“No,” Yasgrid said as they swung higher. “I need to keep going. This is our best chance to…”
A wave of dizziness passed through her and her thoughts went a little fuzzy.
They were swinging?
Where was Kyra taking her? A part of Yasgrid was cheering that their destination seemed to be ‘away’, which was much better than where they’d been because anywhere was better than where they’d been.
“Don’t you worry, we’ve got this,” Kyra said. Not exactly kindly. More gruff? Like she was unhappy.
Yasgrid felt the bottom drop out of world and her thought tumbled down into a dark ocean before rising again as she felt herself being placed roughly at the base of a tree.
Something smelled awful, but Yasgrid fought to focus her eyes on Kyra’s face. She felt so weak but the searing pain on her shoulder was sufficient to hold back to the darkness which threatened to pull her under.
“This isn’t going to be fun, but sooner will be better than later,” Kyra said and stood up, drawing both her daggers again.
Yasgrid admired the blood stains on the one in Kyra’s right hand. It sparked in the moonlight.
Or she was seeing things.
Probably the latter.
Nobody had rainbow blood.
“What are you going to do?” she asked, several unpleasant ideas suggesting themselves immediately.
“Fix a mistake,” Kyra said as she drew the blades into a fighting stance.
Side B – Nia
Nia looked at the Shatter drum in front of Osdora. She couldn’t see how it could have torn apart two people who loved each other, but looking at how Osdora cradled it, Nia couldn’t see that it had.
“Gossma was the one who suggested the idea,” Osdora said. “She was just playing around, except she wasn’t and neither was I. Once the idea occurred to us – and let me assure you we weren’t genius’s, the same idea occurs to a ridiculous number of drummers – but once it occurred to us we couldn’t let it go.”

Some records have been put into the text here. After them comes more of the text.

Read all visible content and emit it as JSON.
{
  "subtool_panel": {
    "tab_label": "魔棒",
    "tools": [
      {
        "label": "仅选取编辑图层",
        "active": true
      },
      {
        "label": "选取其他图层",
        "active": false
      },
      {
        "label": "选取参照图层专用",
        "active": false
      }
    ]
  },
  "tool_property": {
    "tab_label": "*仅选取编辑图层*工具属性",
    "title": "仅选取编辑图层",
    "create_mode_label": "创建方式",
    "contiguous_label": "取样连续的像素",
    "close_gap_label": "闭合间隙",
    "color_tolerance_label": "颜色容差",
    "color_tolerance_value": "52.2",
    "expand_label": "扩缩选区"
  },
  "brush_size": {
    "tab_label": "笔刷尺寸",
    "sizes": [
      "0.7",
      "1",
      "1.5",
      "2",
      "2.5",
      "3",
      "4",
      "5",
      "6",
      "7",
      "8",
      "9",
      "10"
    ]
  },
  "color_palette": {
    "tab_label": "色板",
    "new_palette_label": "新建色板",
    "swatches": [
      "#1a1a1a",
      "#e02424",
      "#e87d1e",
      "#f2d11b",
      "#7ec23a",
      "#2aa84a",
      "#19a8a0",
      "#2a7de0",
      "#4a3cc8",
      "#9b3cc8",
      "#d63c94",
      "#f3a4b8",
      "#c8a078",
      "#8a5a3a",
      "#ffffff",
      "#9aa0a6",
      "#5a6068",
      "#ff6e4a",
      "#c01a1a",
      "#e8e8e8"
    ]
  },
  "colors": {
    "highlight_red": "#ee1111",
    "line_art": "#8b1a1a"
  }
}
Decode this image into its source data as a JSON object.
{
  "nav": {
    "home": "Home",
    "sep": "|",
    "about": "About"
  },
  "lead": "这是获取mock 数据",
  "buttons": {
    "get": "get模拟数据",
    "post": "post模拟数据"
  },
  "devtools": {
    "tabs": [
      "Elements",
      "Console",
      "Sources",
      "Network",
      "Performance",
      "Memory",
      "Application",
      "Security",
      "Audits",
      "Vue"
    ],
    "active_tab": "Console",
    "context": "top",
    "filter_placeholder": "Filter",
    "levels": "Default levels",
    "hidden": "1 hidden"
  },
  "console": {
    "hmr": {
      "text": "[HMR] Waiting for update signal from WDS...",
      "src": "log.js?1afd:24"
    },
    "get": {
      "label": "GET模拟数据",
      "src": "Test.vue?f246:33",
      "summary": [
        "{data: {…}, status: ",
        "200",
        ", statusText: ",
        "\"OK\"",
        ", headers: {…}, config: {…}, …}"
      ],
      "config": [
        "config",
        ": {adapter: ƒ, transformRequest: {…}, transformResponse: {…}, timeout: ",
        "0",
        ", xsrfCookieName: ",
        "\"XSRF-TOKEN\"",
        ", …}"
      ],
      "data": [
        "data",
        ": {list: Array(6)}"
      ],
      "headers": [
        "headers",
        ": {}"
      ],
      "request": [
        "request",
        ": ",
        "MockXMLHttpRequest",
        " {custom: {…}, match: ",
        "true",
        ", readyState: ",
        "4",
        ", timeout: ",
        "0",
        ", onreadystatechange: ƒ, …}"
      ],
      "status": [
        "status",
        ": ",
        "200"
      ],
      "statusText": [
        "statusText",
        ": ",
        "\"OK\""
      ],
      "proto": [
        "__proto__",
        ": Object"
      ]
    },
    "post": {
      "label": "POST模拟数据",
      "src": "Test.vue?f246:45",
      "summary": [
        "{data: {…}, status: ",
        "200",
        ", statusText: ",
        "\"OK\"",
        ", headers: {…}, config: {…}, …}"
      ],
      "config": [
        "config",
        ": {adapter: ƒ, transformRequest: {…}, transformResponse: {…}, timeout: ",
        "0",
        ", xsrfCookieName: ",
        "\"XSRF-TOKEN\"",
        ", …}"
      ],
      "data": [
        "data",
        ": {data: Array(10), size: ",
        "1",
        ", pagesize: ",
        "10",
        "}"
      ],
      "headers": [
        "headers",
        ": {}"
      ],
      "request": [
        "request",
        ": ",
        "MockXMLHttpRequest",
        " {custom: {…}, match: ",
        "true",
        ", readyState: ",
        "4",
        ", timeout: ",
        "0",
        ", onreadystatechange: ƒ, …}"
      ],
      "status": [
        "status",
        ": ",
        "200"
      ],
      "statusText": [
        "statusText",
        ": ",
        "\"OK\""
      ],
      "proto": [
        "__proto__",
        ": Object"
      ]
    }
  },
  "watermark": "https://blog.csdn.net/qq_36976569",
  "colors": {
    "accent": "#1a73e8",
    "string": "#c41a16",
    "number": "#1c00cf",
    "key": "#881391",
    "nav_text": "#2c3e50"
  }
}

“You ran right out and found a drum?” Nia asked.
“Well, we found our clothes first,” Osdora said, smirking at the blanket Nia and Margrada were sharing. “But, yeah, we didn’t waste any time. Did a little burglary to get into the Shatter band’s backstage area, knocked out a couple of Roadies, and then we had our drum. It was…perfect. A warm, moonlight night. A beautiful partner. The whole world in front of us and our futures all ours to shape however we wanted.”
“And that changed when you hit the drum?” Margrada asked. “Did the Shatter Band punish you?”
“They never found out,” Osdora said. “The Roadies we KO’d could have told them but they got even on their own time. No, we hit the drum together and everything went exactly as we’d planned and hoped it would.”
“That doesn’t bad?” Nia said.
“It wasn’t,” Osdora said. “And it was. We were both good enough drummers by then we could handle the magic. We weren’t going to overwhelm each other, or let an unstable blast loose. We just took the moment to see everything about each other.”
“Was there some darkness waiting inside you? Or her?” Margrada asked.
“Of course,” Osdora said. “We’re all dark on the inside. But not how you’re thinking. You’re envisioning your rage, and your fear, and your selfishness as your ‘darkness’ but those things aren’t dark. They’re just a part of you. A part we often don’t like, but still something we need to acknowledge and own. The darkness inside us is where we keep the parts of us we’re not expressing. The desires we keep private, the thoughts we don’t express, the faces we choose not to show in whatever situation we’re in. Or the parts we choose only to share with a few in our lives, or just one person.”
“And you saw all that about each other?” Nia asked. “That sounds wonderful.”
“It was,” Osdora said. “For that moment. It was the most intense joining I’ve ever felt. Someone knew me, knew all of me, and they didn’t reject me, it was unbelievable.”
“What went wrong then?” Margrada asked.
“I was,” Osdora said. “But I didn’t see that until the beat faded away.”